I'd say it was a little more mellow than the one that came with the banjo, but i just enjoyed tinkering around with it. At least i know that worst comes to the worst, i could knock myself up a spare one in an hour or so. Would be hard to find a bridge round here made from 400 year old oak.
I will look into the whole bridge business properly, and i appreciate your replies, the info is most helpful.
There is a lot to making a bridge, and a million combinations. The weight needs to be around 2 to 2.2 grams. How stiff do you make the top? How large are the feet? The height? The width? String spacing? Compensated or not? What kind of wood? What kind of wood top? I too like purplehaert for the top. I have also used Wenge for the top. I have made about half a dozen bridges, all compensated, and all sound the same. They were all the same weight, but had different structural design. I also tried putting the weight higher and lower. A few were a little higher just to get the action right where I wanted it. There are endless possibilities with this contraption.
Having made around 300 bridges in the past year, here are my thoughts.
1. Weight depends on the design. For a standard 3 footed design the 2.2 g figure is OK. For a stiffer design (ie. 2 footed with a truss center) that will produce a shrill, thin sound. You really need something in the 2.4 g range or greater.
2. Top wood has a small effect on sound, not large, and the main factor is durability. I like African Blackwood the best, as it is slightly oily and strings slide over it easily. It also seems to give a slightly sweeter sound. Although tables rate it softer than ebony, it files like it is harder.
Ebony is my second most favorite wood. Don't like Rosewood as it is too soft. Desert Ironwood (from the Arizona/Mexico area) is very hard and brightens up the sound. Purpleheart is stringy and splits easily. Other woods I have tried don't seem to have any special qualities that make them better than or as good as the ones mentioned.
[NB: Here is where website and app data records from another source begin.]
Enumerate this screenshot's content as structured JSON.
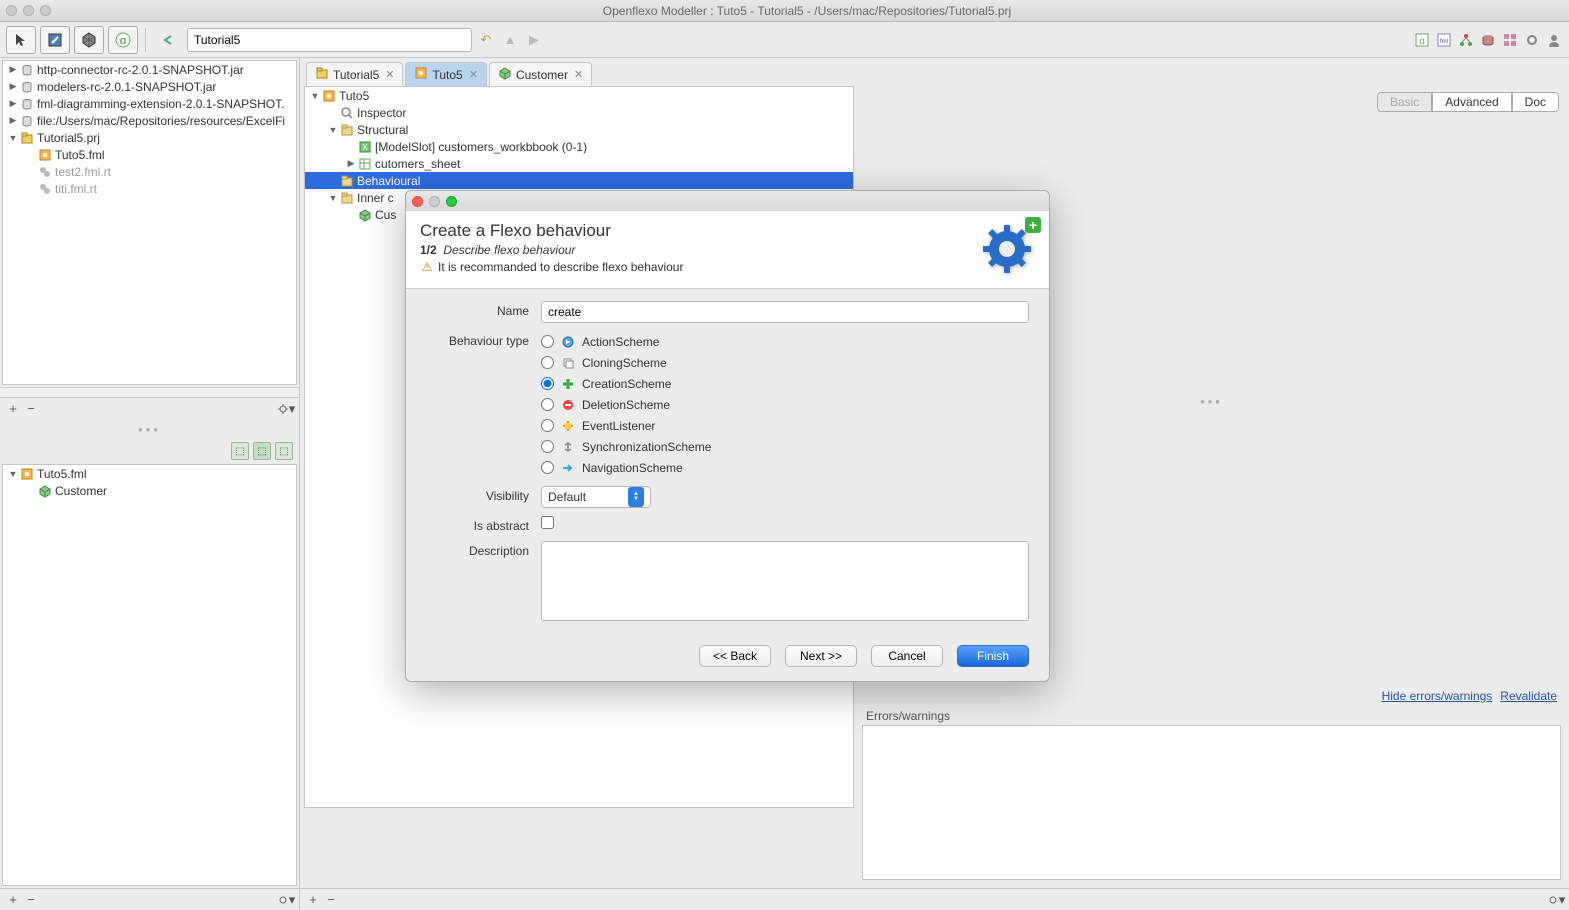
{
  "window": {
    "title": "Openflexo Modeller : Tuto5 - Tutorial5 - /Users/mac/Repositories/Tutorial5.prj"
  },
  "toolbar": {
    "search_value": "Tutorial5"
  },
  "projects_tree": {
    "items": [
      {
        "label": "http-connector-rc-2.0.1-SNAPSHOT.jar",
        "indent": 0,
        "chev": "▶",
        "type": "jar"
      },
      {
        "label": "modelers-rc-2.0.1-SNAPSHOT.jar",
        "indent": 0,
        "chev": "▶",
        "type": "jar"
      },
      {
        "label": "fml-diagramming-extension-2.0.1-SNAPSHOT.",
        "indent": 0,
        "chev": "▶",
        "type": "jar"
      },
      {
        "label": "file:/Users/mac/Repositories/resources/ExcelFi",
        "indent": 0,
        "chev": "▶",
        "type": "jar"
      },
      {
        "label": "Tutorial5.prj",
        "indent": 0,
        "chev": "▼",
        "type": "prj"
      },
      {
        "label": "Tuto5.fml",
        "indent": 1,
        "chev": "",
        "type": "fml"
      },
      {
        "label": "test2.fml.rt",
        "indent": 1,
        "chev": "",
        "type": "rt",
        "dim": true
      },
      {
        "label": "titi.fml.rt",
        "indent": 1,
        "chev": "",
        "type": "rt",
        "dim": true
      }
    ]
  },
  "outline_tree": {
    "items": [
      {
        "label": "Tuto5.fml",
        "indent": 0,
        "chev": "▼",
        "type": "fml"
      },
      {
        "label": "Customer",
        "indent": 1,
        "chev": "",
        "type": "cube"
      }
    ]
  },
  "editor_tabs": [
    {
      "label": "Tutorial5",
      "icon": "prj",
      "active": false
    },
    {
      "label": "Tuto5",
      "icon": "fml",
      "active": true
    },
    {
      "label": "Customer",
      "icon": "cube",
      "active": false
    }
  ],
  "editor_tree": {
    "items": [
      {
        "label": "Tuto5",
        "indent": 0,
        "chev": "▼",
        "type": "fml"
      },
      {
        "label": "Inspector",
        "indent": 1,
        "chev": "",
        "type": "inspector"
      },
      {
        "label": "Structural",
        "indent": 1,
        "chev": "▼",
        "type": "folder"
      },
      {
        "label": "[ModelSlot] customers_workbbook (0-1)",
        "indent": 2,
        "chev": "",
        "type": "model"
      },
      {
        "label": "cutomers_sheet",
        "indent": 2,
        "chev": "▶",
        "type": "sheet"
      },
      {
        "label": "Behavioural",
        "indent": 1,
        "chev": "",
        "type": "folder",
        "selected": true
      },
      {
        "label": "Inner c",
        "indent": 1,
        "chev": "▼",
        "type": "folder"
      },
      {
        "label": "Cus",
        "indent": 2,
        "chev": "",
        "type": "cube"
      }
    ]
  },
  "inspector": {
    "tabs": [
      "Basic",
      "Advanced",
      "Doc"
    ],
    "selected": "Basic",
    "hide_link": "Hide errors/warnings",
    "revalidate_link": "Revalidate",
    "errors_label": "Errors/warnings"
  },
  "dialog": {
    "title": "Create a Flexo behaviour",
    "step": "1/2",
    "step_desc": "Describe flexo behaviour",
    "warning": "It is recommanded to describe flexo behaviour",
    "labels": {
      "name": "Name",
      "behaviour_type": "Behaviour type",
      "visibility": "Visibility",
      "is_abstract": "Is abstract",
      "description": "Description"
    },
    "name_value": "create",
    "behaviour_types": [
      "ActionScheme",
      "CloningScheme",
      "CreationScheme",
      "DeletionScheme",
      "EventListener",
      "SynchronizationScheme",
      "NavigationScheme"
    ],
    "behaviour_selected": "CreationScheme",
    "visibility_value": "Default",
    "buttons": {
      "back": "<< Back",
      "next": "Next >>",
      "cancel": "Cancel",
      "finish": "Finish"
    }
  }
}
I keep the top mass pretty small, no more than .090 in height. Haven't tried a lot of testing on this, but "think" it sounds better. Otherwise the effect of the top is magnified.
3. Grain direction is critical. I try to keep the grain within the area of perpendicular to either face of the bridge (I sand mine to a 9 degree taper). If it gets too far off the sound mellows noticably. I end up discarding a lot of blanks, any where the grain is more than about 10 degrees out of the desired range.
4. Can't beat good old Maple. Line density has a minor effect and varies dramatically over a single board sometimes. Doesn't seem to relate to any change in sound though.
No other wood that I have tried works as well. Anything you gain in one area you lose in another (clarity, sustain, "pop", etc.) Density is a partial determinant of how the Maple will sound. High density gives greater sustain and clarity, low density greater "pop". However in the middle range of measurements things are not predictable.
My one piece of submerged maple worked very well. All my banjos now sport bridges made of it. A excellent, balanced sound with a good compromise of clarity and sustain.
All other woods don't work as well as maple, and I have tried a bunch.
I like the 2-foot design as it is very stiff and efficient. Makes a louder bridge as it doesn't flex.